This week was a particularly eventful. In the beginning of the week, the VFX/ Animation Summit had commenced. It provided an opportunity to shake hands and establish a relationship with many investors, agents, creative management, and hear some of the ( UH OH!!) legalities. There is a lot of coverage on the purchase of Lucas film, but how does this relate to the summit?
The VFX Summit Keynote, on Monday, started with a presentation form Scott Ross. It was a great starting point for anyone swimming the seas of creative based content. Scott’s presentation always starts a great dialogue of mixed emotions as he speaks about the truths and state of the visual effects industry. Paraphrasing Scott “ The effects houses are being called upon to bid on a process and product with no real blue print”.These conversations always lead to the basic argument, We want the best product for the cheapest price.. Great vfx companies do not come by the dozens, and in a vfx influenced product, it serves everyone to have a product the consumers crave. He went on to present a listing of some of the top grossing films of the year, and effect companies had no residuals based off the success from these films. Most vfx films which have moved away from big name talent are still pulling major box office. There are the companies which have figured out the formula to success through their own IP. Pixar a company which started out doing commercials and are know for Renderman software, quickly found success through their own properties. In addition, break out hits like The Host, grew from a word of mouth review. On a personally note I recommend the Host if you haven’t checked it out.

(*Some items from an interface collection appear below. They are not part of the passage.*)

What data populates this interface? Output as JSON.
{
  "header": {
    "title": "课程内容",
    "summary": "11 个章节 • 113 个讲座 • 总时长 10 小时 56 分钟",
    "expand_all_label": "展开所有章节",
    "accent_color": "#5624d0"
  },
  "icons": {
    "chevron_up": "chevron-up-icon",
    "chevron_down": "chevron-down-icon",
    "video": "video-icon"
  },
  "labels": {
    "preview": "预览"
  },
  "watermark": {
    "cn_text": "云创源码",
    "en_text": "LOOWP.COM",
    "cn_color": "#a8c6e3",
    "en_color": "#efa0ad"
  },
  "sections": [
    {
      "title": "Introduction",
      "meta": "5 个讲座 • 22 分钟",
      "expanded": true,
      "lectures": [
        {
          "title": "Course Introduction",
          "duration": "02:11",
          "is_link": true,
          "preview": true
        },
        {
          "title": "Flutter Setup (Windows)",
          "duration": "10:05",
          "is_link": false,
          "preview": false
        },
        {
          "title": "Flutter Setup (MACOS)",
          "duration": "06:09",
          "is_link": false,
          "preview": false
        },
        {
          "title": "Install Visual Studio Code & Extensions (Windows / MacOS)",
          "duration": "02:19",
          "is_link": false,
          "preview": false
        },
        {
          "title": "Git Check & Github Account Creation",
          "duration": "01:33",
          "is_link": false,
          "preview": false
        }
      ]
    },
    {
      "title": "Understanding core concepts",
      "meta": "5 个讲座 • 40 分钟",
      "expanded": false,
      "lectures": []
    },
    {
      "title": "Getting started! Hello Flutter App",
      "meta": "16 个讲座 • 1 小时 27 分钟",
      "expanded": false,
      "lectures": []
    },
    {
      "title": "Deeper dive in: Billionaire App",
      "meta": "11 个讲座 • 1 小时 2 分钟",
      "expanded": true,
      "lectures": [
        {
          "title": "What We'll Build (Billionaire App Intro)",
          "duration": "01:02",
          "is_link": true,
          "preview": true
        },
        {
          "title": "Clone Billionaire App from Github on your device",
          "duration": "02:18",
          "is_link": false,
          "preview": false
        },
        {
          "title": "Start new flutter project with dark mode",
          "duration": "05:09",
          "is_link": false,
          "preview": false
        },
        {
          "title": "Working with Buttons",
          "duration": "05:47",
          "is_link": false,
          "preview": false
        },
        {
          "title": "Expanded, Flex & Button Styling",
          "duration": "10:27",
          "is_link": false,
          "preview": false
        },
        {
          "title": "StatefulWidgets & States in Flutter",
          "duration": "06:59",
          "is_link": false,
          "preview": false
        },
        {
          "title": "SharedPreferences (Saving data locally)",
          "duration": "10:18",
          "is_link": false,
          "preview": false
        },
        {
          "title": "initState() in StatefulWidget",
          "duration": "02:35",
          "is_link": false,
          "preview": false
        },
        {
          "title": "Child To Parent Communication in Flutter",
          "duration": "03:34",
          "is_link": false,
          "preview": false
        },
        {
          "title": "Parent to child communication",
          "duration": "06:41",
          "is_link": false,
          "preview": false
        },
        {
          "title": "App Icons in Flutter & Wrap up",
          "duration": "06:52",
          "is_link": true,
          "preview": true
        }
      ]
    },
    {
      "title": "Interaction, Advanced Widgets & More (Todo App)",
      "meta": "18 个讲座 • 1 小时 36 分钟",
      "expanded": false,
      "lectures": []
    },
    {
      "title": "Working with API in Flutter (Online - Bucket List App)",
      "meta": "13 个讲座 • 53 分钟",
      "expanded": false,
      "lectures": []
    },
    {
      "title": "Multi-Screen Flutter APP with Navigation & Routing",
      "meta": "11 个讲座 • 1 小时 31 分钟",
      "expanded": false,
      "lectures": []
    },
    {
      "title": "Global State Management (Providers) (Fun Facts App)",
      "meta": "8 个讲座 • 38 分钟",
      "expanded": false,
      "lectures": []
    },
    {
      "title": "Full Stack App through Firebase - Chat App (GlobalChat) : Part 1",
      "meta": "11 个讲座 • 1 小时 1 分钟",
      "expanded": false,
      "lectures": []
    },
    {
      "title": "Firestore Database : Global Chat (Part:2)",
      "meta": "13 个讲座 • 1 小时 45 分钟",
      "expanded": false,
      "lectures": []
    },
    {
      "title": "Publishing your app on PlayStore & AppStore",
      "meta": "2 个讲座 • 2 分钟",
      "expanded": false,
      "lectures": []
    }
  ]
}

After reading the first paragraph, you may ask “ well how does this relate to the Disney purchase of Lucas film”. In the Dream works panel, the question of opportunity was bought up about vfx and animation. The director, through no fault of his own, responded how he thought the opportunity in animation was great, due to the number of films and content being released this year. It was a statement which legitimized Scott’s observation of IP vs under the bidding a process which is unfortunately the process of a number of vfx companies. I would be remiss to not mention Indie vfx companies, which have adopted a business practice to ensure that they do not under bid themselves into oblivion, such as Arc productions, Zoic studios, Scanline VFX, and Studio Atomic.
As of this moment one of the largest vfx houses, and among the most ground breaking Lucas film has been acquired by Disney. At the moment no one can tell if this is a good thing or bad thing, time will reveal all. Disney has acquired Dream Quest in the past, and later merged the company into to the Secret Lab. These companies no longer exist. Could this spell the end for ILM in the distant future and/or could this spell opportunity for every mid to small company in the industry? Could this spell a major hit for every mid and small vfx house?. Disney now has it’s own company to initially start it’s vfx process just like Sony. This spells a huge shift in the vfx environment, with another major conglomerate with their own vfx house, where does that leave the rest of everyone. Time will now tell where the opportunities will fall, because the pie has been re-divided up.